 Gender −0.478 0.199 −0.165 .017 −0.87 to 0.09
 Race/ethnicity −0.946 0.318 −0.205 .003 −1.57 to 0.32
 Work 0.254 0.204 0.086 .215 −0.15 to 0.66
Model 2c
 Gender −0.351 0.179 −0.121 .051 −0.70 to 0.001
 Race/ethnicity −0.822 0.285 −0.178 .004 −1.38 to 0.26
 Work 0.116 0.185 0.039 .530 −0.25 to 0.48
 Participatory dialogue 0.016 0.016 0.069 .322 −0.02 to 0.05
 Behavioral confidence 0.048 0.022 0.183 .029 0.01 to 0.09
 Changes in physical environment 0.098 0.029 0.274 .001 0.04 to 0.15

a Dependent variable is initiation for drink responsibly/abstinence behavior change. Independent variables are gender (0=female, 1=male), race/ethnicity (0=other, 1=white), work (0=no, 1=yes), participatory dialogue, behavioral confidence, and changes in physical environment; B=unstandardized coefficient; β=standardized coefficient.
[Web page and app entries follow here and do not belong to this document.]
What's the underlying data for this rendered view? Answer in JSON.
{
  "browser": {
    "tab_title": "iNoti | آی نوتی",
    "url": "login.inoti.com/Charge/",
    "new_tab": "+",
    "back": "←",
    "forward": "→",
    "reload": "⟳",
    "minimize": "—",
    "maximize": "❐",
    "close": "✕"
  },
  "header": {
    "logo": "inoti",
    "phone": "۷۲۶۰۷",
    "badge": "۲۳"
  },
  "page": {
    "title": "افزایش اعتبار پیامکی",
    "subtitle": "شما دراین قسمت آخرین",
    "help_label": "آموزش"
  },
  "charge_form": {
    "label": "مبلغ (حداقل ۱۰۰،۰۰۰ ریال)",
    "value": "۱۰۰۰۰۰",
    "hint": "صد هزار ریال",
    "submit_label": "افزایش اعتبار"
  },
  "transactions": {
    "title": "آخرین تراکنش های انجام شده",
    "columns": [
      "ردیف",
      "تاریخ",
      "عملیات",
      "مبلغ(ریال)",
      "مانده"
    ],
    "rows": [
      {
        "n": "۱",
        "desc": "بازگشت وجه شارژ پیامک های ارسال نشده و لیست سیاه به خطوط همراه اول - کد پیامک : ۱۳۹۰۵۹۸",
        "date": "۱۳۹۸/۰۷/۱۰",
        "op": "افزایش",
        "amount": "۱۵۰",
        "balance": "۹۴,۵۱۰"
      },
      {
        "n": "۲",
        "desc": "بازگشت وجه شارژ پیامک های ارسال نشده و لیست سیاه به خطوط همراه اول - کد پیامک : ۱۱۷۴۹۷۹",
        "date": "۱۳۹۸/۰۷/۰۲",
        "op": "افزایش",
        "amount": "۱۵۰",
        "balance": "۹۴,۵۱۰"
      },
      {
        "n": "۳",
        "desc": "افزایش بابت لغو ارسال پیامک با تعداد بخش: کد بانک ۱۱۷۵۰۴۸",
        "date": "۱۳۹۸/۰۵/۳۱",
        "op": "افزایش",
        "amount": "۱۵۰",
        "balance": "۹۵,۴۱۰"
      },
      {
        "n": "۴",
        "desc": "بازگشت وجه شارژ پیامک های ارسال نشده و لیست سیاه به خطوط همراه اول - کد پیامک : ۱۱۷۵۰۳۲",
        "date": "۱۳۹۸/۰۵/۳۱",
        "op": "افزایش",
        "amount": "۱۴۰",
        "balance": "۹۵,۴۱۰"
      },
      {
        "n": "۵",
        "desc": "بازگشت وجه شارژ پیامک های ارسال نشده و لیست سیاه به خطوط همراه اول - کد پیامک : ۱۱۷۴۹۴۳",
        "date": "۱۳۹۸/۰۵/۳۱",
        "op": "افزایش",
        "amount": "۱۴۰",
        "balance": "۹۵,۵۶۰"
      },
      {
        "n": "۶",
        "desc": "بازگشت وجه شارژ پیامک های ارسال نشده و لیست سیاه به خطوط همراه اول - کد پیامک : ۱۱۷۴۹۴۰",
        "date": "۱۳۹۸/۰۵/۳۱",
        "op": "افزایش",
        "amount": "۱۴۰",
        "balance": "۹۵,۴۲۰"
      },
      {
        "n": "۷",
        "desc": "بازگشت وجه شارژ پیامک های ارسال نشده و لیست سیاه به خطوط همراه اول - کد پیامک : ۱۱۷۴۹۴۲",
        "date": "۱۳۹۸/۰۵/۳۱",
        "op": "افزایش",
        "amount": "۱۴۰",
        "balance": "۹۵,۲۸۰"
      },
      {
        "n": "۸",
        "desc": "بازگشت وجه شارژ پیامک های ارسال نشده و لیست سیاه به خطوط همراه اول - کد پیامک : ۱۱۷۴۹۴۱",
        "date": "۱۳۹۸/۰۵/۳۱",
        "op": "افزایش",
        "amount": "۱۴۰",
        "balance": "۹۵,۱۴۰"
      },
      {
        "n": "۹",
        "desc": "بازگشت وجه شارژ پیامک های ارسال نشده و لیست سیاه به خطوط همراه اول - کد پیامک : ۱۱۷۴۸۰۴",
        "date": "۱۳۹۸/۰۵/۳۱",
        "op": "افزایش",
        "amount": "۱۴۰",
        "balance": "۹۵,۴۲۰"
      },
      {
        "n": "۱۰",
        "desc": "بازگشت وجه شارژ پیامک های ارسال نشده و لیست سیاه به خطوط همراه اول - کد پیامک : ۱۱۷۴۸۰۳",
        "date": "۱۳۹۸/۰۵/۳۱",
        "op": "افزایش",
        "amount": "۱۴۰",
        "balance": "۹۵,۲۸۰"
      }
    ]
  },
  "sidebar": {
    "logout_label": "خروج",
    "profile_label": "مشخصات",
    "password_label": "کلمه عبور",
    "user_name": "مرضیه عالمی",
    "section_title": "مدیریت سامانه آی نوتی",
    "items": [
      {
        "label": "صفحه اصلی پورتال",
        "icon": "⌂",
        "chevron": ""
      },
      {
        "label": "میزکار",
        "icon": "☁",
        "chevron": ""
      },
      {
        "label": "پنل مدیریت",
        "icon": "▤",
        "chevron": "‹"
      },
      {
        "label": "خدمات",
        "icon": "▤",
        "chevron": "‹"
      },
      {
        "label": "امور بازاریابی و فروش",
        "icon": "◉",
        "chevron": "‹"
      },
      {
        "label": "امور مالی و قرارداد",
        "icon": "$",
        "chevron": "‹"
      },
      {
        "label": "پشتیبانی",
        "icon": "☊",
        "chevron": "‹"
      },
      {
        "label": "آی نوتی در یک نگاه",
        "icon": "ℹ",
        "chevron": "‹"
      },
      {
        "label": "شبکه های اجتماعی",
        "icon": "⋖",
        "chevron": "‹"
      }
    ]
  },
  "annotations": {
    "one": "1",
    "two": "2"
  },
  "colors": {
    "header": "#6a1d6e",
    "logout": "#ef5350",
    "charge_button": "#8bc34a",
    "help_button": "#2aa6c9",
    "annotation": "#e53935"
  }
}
b F3,197=6.17; P<.001; R2=0.09; adjusted R2=0.07; ΔR2=0.09; ΔF=6.17.

c F6,194=12.9; P<.001; R2=0.29; adjusted R2=0.26; ΔR2=0.20; ΔF=18.1.

×
Table 4.
Hierarchical Multiple Regression Predicting Sustenance for Drinking Responsibly/Abstinence Among College Students Who Binge Drank in the Past 30 Days (N=289)a
Variables B SEB β P Value 95% CI
Model 1b
 Gender −0.410 0.194 −0.143 .035 −0.79 to 0.03
 Race/ethnicity −1.228 0.316 −0.265 <.001 −1.85 to 0.60
 Work 0.303 0.199 0.104 .130 −0.09 to 0.70
Model 2c
 Gender −0.302 0.172 −0.105 .081 −0.64 to 0.04
 Race/ethnicity −1.042 0.282 −0.224 <.001 −1.60 to −0.49
 Work 0.052 0.180 0.018 .772 −0.30 to 0.41
 Emotional transformation 0.033 0.031 0.093 .280 −0.03 to 0.10
 Practice for change 0.150 0.034 0.382 <.001 0.08 to 0.22
 Changes in social environment 0.011 0.027 0.028 .677 −0.04 to 0.06

a Dependent variable is sustenance for drink responsibly/abstinence behavior change; Independent variables are gender (0=female, 1=male), race/ethnicity (0=other, 1=white), work (0=no, 1=yes), changes in social environment, practice for change, and emotional transformation; B=unstandardized coefficient; β=standardized coefficient.

b F3,196=8.40; P<.001; R2=0.11; adjusted R2=0.10; ΔR2=0.11; ΔF=8.40.

c F6,193=15.07; P<.001; R2=0.32; adjusted R2=0.30; ΔR2=0.20; ΔF=19.4.

Table 4.
Hierarchical Multiple Regression Predicting Sustenance for Drinking Responsibly/Abstinence Among College Students Who Binge Drank in the Past 30 Days (N=289)a
Variables B SEB β P Value 95% CI
Model 1b
 Gender −0.410 0.194 −0.143 .035 −0.79 to 0.03
 Race/ethnicity −1.228 0.316 −0.265 <.001 −1.85 to 0.60
 Work 0.303 0.199 0.104 .130 −0.09 to 0.70
Model 2c
 Gender −0.302 0.172 −0.105 .081 −0.64 to 0.04
 Race/ethnicity −1.042 0.282 −0.224 <.001 −1.60 to −0.49
 Work 0.052 0.180 0.018 .772 −0.30 to 0.41
 Emotional transformation 0.033 0.031 0.093 .280 −0.03 to 0.10
 Practice for change 0.150 0.034 0.382 <.001 0.08 to 0.22
 Changes in social environment 0.011 0.027 0.028 .677 −0.04 to 0.06

a Dependent variable is sustenance for drink responsibly/abstinence behavior change; Independent variables are gender (0=female, 1=male), race/ethnicity (0=other, 1=white), work (0=no, 1=yes), changes in social environment, practice for change, and emotional transformation; B=unstandardized coefficient; β=standardized coefficient.

b F3,196=8.40; P<.001; R2=0.11; adjusted R2=0.10; ΔR2=0.11; ΔF=8.40.

c F6,193=15.07; P<.001; R2=0.32; adjusted R2=0.30; ΔR2=0.20; ΔF=19.4.

×